Problem requirements: Please set down the entire listing exactly.

*** Opening of The data ***

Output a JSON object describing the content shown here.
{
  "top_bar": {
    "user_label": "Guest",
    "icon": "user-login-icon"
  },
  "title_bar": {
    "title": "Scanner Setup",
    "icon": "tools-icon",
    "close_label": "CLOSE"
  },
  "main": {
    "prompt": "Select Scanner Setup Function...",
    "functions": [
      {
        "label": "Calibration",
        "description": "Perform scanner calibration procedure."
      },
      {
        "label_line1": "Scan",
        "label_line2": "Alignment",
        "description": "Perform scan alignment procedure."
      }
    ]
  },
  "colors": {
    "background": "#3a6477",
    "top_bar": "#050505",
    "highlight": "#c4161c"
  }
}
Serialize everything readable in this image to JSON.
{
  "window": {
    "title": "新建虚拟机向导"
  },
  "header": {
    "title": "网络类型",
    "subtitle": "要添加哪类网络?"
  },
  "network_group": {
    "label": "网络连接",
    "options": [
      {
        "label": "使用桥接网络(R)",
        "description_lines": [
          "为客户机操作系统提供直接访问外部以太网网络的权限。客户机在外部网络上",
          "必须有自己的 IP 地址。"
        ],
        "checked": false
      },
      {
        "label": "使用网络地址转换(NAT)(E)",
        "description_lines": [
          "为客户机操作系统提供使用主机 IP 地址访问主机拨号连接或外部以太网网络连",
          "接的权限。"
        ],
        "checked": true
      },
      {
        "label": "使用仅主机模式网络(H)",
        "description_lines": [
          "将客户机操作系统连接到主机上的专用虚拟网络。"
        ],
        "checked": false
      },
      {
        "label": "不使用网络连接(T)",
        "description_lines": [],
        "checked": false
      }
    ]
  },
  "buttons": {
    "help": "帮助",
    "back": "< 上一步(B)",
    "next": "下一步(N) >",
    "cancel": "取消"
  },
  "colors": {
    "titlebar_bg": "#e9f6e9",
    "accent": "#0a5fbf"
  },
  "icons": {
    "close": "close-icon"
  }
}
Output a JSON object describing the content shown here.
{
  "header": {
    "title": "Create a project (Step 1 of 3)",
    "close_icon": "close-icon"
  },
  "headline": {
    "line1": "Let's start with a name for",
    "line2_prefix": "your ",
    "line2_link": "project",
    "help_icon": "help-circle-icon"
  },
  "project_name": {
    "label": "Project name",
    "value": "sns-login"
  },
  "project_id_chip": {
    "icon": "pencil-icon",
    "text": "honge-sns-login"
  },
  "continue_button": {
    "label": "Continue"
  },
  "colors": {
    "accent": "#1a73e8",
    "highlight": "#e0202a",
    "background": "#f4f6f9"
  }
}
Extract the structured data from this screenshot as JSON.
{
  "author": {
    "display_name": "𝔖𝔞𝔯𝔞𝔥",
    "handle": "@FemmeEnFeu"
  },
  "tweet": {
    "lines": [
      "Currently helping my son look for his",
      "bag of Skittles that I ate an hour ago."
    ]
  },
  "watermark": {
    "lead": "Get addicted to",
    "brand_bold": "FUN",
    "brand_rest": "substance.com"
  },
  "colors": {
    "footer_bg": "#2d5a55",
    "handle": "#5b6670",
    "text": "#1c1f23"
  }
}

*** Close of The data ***

Answer to the problem:
Output a JSON object describing the content shown here.
{
  "top_bar": {
    "user_label": "Guest",
    "icon": "user-login-icon"
  },
  "title_bar": {
    "title": "Scanner Setup",
    "icon": "tools-icon",
    "close_label": "CLOSE"
  },
  "main": {
    "prompt": "Select Scanner Setup Function...",
    "functions": [
      {
        "label": "Calibration",
        "description": "Perform scanner calibration procedure."
      },
      {
        "label_line1": "Scan",
        "label_line2": "Alignment",
        "description": "Perform scan alignment procedure."
      }
    ]
  },
  "colors": {
    "background": "#3a6477",
    "top_bar": "#050505",
    "highlight": "#c4161c"
  }
}
Serialize everything readable in this image to JSON.
{
  "window": {
    "title": "新建虚拟机向导"
  },
  "header": {
    "title": "网络类型",
    "subtitle": "要添加哪类网络?"
  },
  "network_group": {
    "label": "网络连接",
    "options": [
      {
        "label": "使用桥接网络(R)",
        "description_lines": [
          "为客户机操作系统提供直接访问外部以太网网络的权限。客户机在外部网络上",
          "必须有自己的 IP 地址。"
        ],
        "checked": false
      },
      {
        "label": "使用网络地址转换(NAT)(E)",
        "description_lines": [
          "为客户机操作系统提供使用主机 IP 地址访问主机拨号连接或外部以太网网络连",
          "接的权限。"
        ],
        "checked": true
      },
      {
        "label": "使用仅主机模式网络(H)",
        "description_lines": [
          "将客户机操作系统连接到主机上的专用虚拟网络。"
        ],
        "checked": false
      },
      {
        "label": "不使用网络连接(T)",
        "description_lines": [],
        "checked": false
      }
    ]
  },
  "buttons": {
    "help": "帮助",
    "back": "< 上一步(B)",
    "next": "下一步(N) >",
    "cancel": "取消"
  },
  "colors": {
    "titlebar_bg": "#e9f6e9",
    "accent": "#0a5fbf"
  },
  "icons": {
    "close": "close-icon"
  }
}
Output a JSON object describing the content shown here.
{
  "header": {
    "title": "Create a project (Step 1 of 3)",
    "close_icon": "close-icon"
  },
  "headline": {
    "line1": "Let's start with a name for",
    "line2_prefix": "your ",
    "line2_link": "project",
    "help_icon": "help-circle-icon"
  },
  "project_name": {
    "label": "Project name",
    "value": "sns-login"
  },
  "project_id_chip": {
    "icon": "pencil-icon",
    "text": "honge-sns-login"
  },
  "continue_button": {
    "label": "Continue"
  },
  "colors": {
    "accent": "#1a73e8",
    "highlight": "#e0202a",
    "background": "#f4f6f9"
  }
}
Extract the structured data from this screenshot as JSON.
{
  "author": {
    "display_name": "𝔖𝔞𝔯𝔞𝔥",
    "handle": "@FemmeEnFeu"
  },
  "tweet": {
    "lines": [
      "Currently helping my son look for his",
      "bag of Skittles that I ate an hour ago."
    ]
  },
  "watermark": {
    "lead": "Get addicted to",
    "brand_bold": "FUN",
    "brand_rest": "substance.com"
  },
  "colors": {
    "footer_bg": "#2d5a55",
    "handle": "#5b6670",
    "text": "#1c1f23"
  }
}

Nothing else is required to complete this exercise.